Yeast overgrowth in the GI tract is common. Especially in industrialized countries where heavy carbohydrate diets combined with frequent alcohol consumption and widespread use of antibiotics are the norm. Yeast in the GI tract thrive on carbohydrate-based foods that break down easily into sugars. A gluten/grain-free diet is much lower in these types of carbohydrates. As a result, people who have yeast overgrowth can manifest similar negative side effects when initially going gluten-free, because by reducing dietary sugars, they are “starving” the yeast population in the gut. This can lead to what many experts refer to as a “yeast die-off” reaction. Common symptoms of this include headaches, muscle pains, intestinal bloating, cramping, and discomfort, irritability, mood swings, and severe sugar cravings.
Taking natural herbs that have natural anti-yeast properties can be very helpful in this regard. Taking a strong pro-biotic can also be of great value to help support the microbiome during your transition to a gluten/grain-free diet.
What Else Can Be Helpful To Minimize Gluten Withdrawal Symptoms?
If you are struggling with Gluten Withdrawal Syndrome symptoms, there are several things that you can consider to successfully overcome them.
- Let your loved ones know about GWS and what to expect. Just like drug withdrawal, having support around you can be the difference between success and failure.
- Prepare yourself mentally for this possibility. Knowledge is power. Knowing allows you to anticipate. Knowledge and preparation can help you from “falling off the gluten-free wagon”.
- Consider supporting yourself nutritionally. Addiction research shows that using higher doses of nutrients like vitamin C and vitamin B3 (niacin), can be very helpful in minimizing symptoms and expediting recovery. You might also consider using a potent multivitamin/mineral. Remember that gluten can damage the GI tract leading to nutritional deficiencies. Nutritional deficiencies can create a challenge in the healing process. So supporting your body with a high potency, gluten-free multi can make a huge difference in how you feel.
- Use a high-quality, gluten-free probiotic supplement. Research shows that bifidobacteria can help degrade the opioid-like gluten-derived proteins, thus possibly reducing exposure and minimizing the risk for addiction and withdrawal.
- Work with a functional medicine practitioner. Having someone on your team with experience can make all the difference in the world. A qualified expert can guide you through this process with confidence and make additional suggestions that may be very helpful for you on your healing journey.
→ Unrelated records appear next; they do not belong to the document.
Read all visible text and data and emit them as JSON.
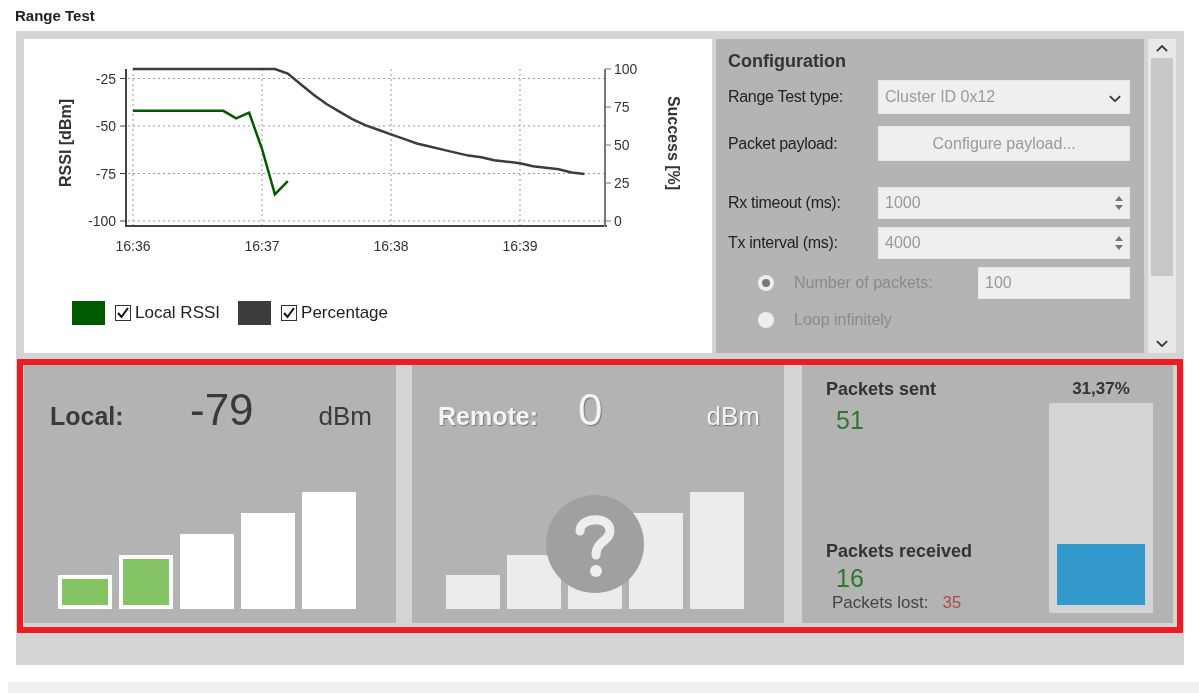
{
  "title": "Range Test",
  "chart": {
    "legend": [
      {
        "checked": true
      },
      {
        "checked": true
      }
    ],
    "chart_data": {
      "type": "line",
      "grid": true,
      "ylabel": "RSSI [dBm]",
      "y2label": "Success [%]",
      "ylim": [
        -100,
        -20
      ],
      "y2lim": [
        0,
        100
      ],
      "yticks": [
        -100,
        -75,
        -50,
        -25
      ],
      "y2ticks": [
        0,
        25,
        50,
        75,
        100
      ],
      "categories": [
        "16:36",
        null,
        null,
        null,
        null,
        null,
        null,
        null,
        null,
        null,
        "16:37",
        null,
        null,
        null,
        null,
        null,
        null,
        null,
        null,
        null,
        "16:38",
        null,
        null,
        null,
        null,
        null,
        null,
        null,
        null,
        null,
        "16:39",
        null,
        null,
        null,
        null,
        null,
        null
      ],
      "series": [
        {
          "name": "Local RSSI",
          "color": "#005a00",
          "values": [
            -42,
            -42,
            -42,
            -42,
            -42,
            -42,
            -42,
            -42,
            -46,
            -43,
            -62,
            -86,
            -79,
            null,
            null,
            null,
            null,
            null,
            null,
            null,
            null,
            null,
            null,
            null,
            null,
            null,
            null,
            null,
            null,
            null,
            null,
            null,
            null,
            null,
            null,
            null,
            null
          ]
        },
        {
          "name": "Percentage",
          "color": "#3c3c3c",
          "axis": "y2",
          "values": [
            100,
            100,
            100,
            100,
            100,
            100,
            100,
            100,
            100,
            100,
            100,
            100,
            97,
            90,
            83,
            77,
            72,
            67,
            63,
            60,
            57,
            54,
            51,
            49,
            47,
            45,
            43,
            42,
            40,
            39,
            38,
            36,
            35,
            34,
            32,
            31,
            null
          ]
        }
      ]
    }
  },
  "configuration": {
    "title": "Configuration",
    "fields": [
      {
        "kind": "dropdown",
        "label": "Range Test type:",
        "value": "Cluster ID 0x12"
      },
      {
        "kind": "button",
        "label": "Packet payload:",
        "value": "Configure payload..."
      },
      {
        "kind": "spinner",
        "label": "Rx timeout (ms):",
        "value": "1000"
      },
      {
        "kind": "spinner",
        "label": "Tx interval (ms):",
        "value": "4000"
      }
    ],
    "options": [
      {
        "label": "Number of packets:",
        "selected": true,
        "value": "100"
      },
      {
        "label": "Loop infinitely",
        "selected": false
      }
    ]
  },
  "signals": [
    {
      "label": "Local:",
      "value": "-79",
      "unit": "dBm",
      "level": 0.4,
      "disabled": false
    },
    {
      "label": "Remote:",
      "value": "0",
      "unit": "dBm",
      "level": 0,
      "disabled": true
    }
  ],
  "packets": {
    "sent_label": "Packets sent",
    "sent": "51",
    "received_label": "Packets received",
    "received": "16",
    "lost_label": "Packets lost:",
    "lost": "35",
    "percentage": "31,37%"
  }
}
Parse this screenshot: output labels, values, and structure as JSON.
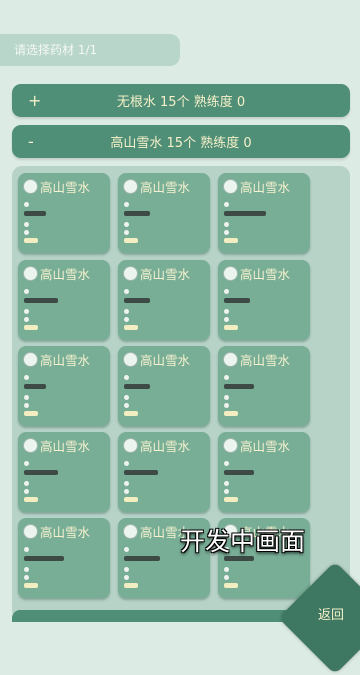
{
  "header": {
    "prompt": "请选择药材 1/1"
  },
  "categories": [
    {
      "sign": "+",
      "label": "无根水 15个  熟练度 0"
    },
    {
      "sign": "-",
      "label": "高山雪水 15个  熟练度 0"
    }
  ],
  "items": [
    {
      "name": "高山雪水",
      "icon": "herb-icon"
    },
    {
      "name": "高山雪水",
      "icon": "herb-icon"
    },
    {
      "name": "高山雪水",
      "icon": "herb-icon"
    },
    {
      "name": "高山雪水",
      "icon": "herb-icon"
    },
    {
      "name": "高山雪水",
      "icon": "herb-icon"
    },
    {
      "name": "高山雪水",
      "icon": "herb-icon"
    },
    {
      "name": "高山雪水",
      "icon": "herb-icon"
    },
    {
      "name": "高山雪水",
      "icon": "herb-icon"
    },
    {
      "name": "高山雪水",
      "icon": "herb-icon"
    },
    {
      "name": "高山雪水",
      "icon": "herb-icon"
    },
    {
      "name": "高山雪水",
      "icon": "herb-icon"
    },
    {
      "name": "高山雪水",
      "icon": "herb-icon"
    },
    {
      "name": "高山雪水",
      "icon": "herb-icon"
    },
    {
      "name": "高山雪水",
      "icon": "herb-icon"
    },
    {
      "name": "高山雪水",
      "icon": "herb-icon"
    }
  ],
  "overlay": {
    "text": "开发中画面"
  },
  "footer": {
    "back_label": "返回"
  },
  "colors": {
    "accent": "#4f8e77",
    "card": "#78ad96",
    "text_light": "#f6f1c9"
  }
}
Now it’s time to share…
Did you go through GWS on your journey?
Were there things that you did that made the process easier?
Leave your comments below. They may help another reach gluten-free warrior status. #Help100Million
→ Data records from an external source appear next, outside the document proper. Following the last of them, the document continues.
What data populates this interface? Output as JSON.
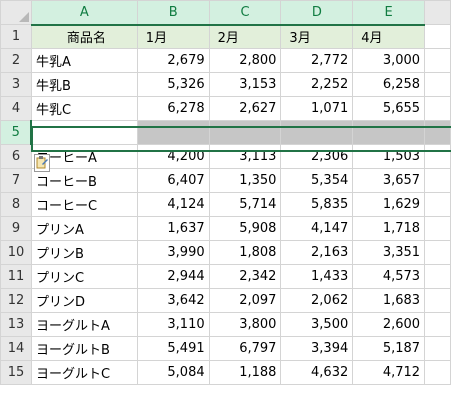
{
  "columns": [
    "A",
    "B",
    "C",
    "D",
    "E"
  ],
  "rows": [
    {
      "num": "1",
      "cells": [
        "商品名",
        "1月",
        "2月",
        "3月",
        "4月"
      ]
    },
    {
      "num": "2",
      "cells": [
        "牛乳A",
        "2,679",
        "2,800",
        "2,772",
        "3,000"
      ]
    },
    {
      "num": "3",
      "cells": [
        "牛乳B",
        "5,326",
        "3,153",
        "2,252",
        "6,258"
      ]
    },
    {
      "num": "4",
      "cells": [
        "牛乳C",
        "6,278",
        "2,627",
        "1,071",
        "5,655"
      ]
    },
    {
      "num": "5",
      "cells": [
        "",
        "",
        "",
        "",
        ""
      ]
    },
    {
      "num": "6",
      "cells": [
        "コーヒーA",
        "4,200",
        "3,113",
        "2,306",
        "1,503"
      ]
    },
    {
      "num": "7",
      "cells": [
        "コーヒーB",
        "6,407",
        "1,350",
        "5,354",
        "3,657"
      ]
    },
    {
      "num": "8",
      "cells": [
        "コーヒーC",
        "4,124",
        "5,714",
        "5,835",
        "1,629"
      ]
    },
    {
      "num": "9",
      "cells": [
        "プリンA",
        "1,637",
        "5,908",
        "4,147",
        "1,718"
      ]
    },
    {
      "num": "10",
      "cells": [
        "プリンB",
        "3,990",
        "1,808",
        "2,163",
        "3,351"
      ]
    },
    {
      "num": "11",
      "cells": [
        "プリンC",
        "2,944",
        "2,342",
        "1,433",
        "4,573"
      ]
    },
    {
      "num": "12",
      "cells": [
        "プリンD",
        "3,642",
        "2,097",
        "2,062",
        "1,683"
      ]
    },
    {
      "num": "13",
      "cells": [
        "ヨーグルトA",
        "3,110",
        "3,800",
        "3,500",
        "2,600"
      ]
    },
    {
      "num": "14",
      "cells": [
        "ヨーグルトB",
        "5,491",
        "6,797",
        "3,394",
        "5,187"
      ]
    },
    {
      "num": "15",
      "cells": [
        "ヨーグルトC",
        "5,084",
        "1,188",
        "4,632",
        "4,712"
      ]
    }
  ],
  "selected_row": "5",
  "colors": {
    "header_fill": "#e2efda",
    "selection_border": "#217346",
    "selected_fill": "#c6c6c6"
  }
}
Always looking out for you,
Dr. O – The Gluten-Free Warrior
- Pruimboom L, de Punder K. The opioid effects of gluten exorphins: asymptomatic celiac disease. J Health Popul Nutr. 2015 Nove 24;33:24.
- Sakurai T, et al. Degradation of food-derived opioid peptides by bifidobacteria. Benef Microbes. 2018 Jun 15;9(4):675-682.
- OMArchives.org -Dr Abram Hoffer MD – Drug Addicts Recover on Vitamin C & Niacin, No Withdrawal Symptoms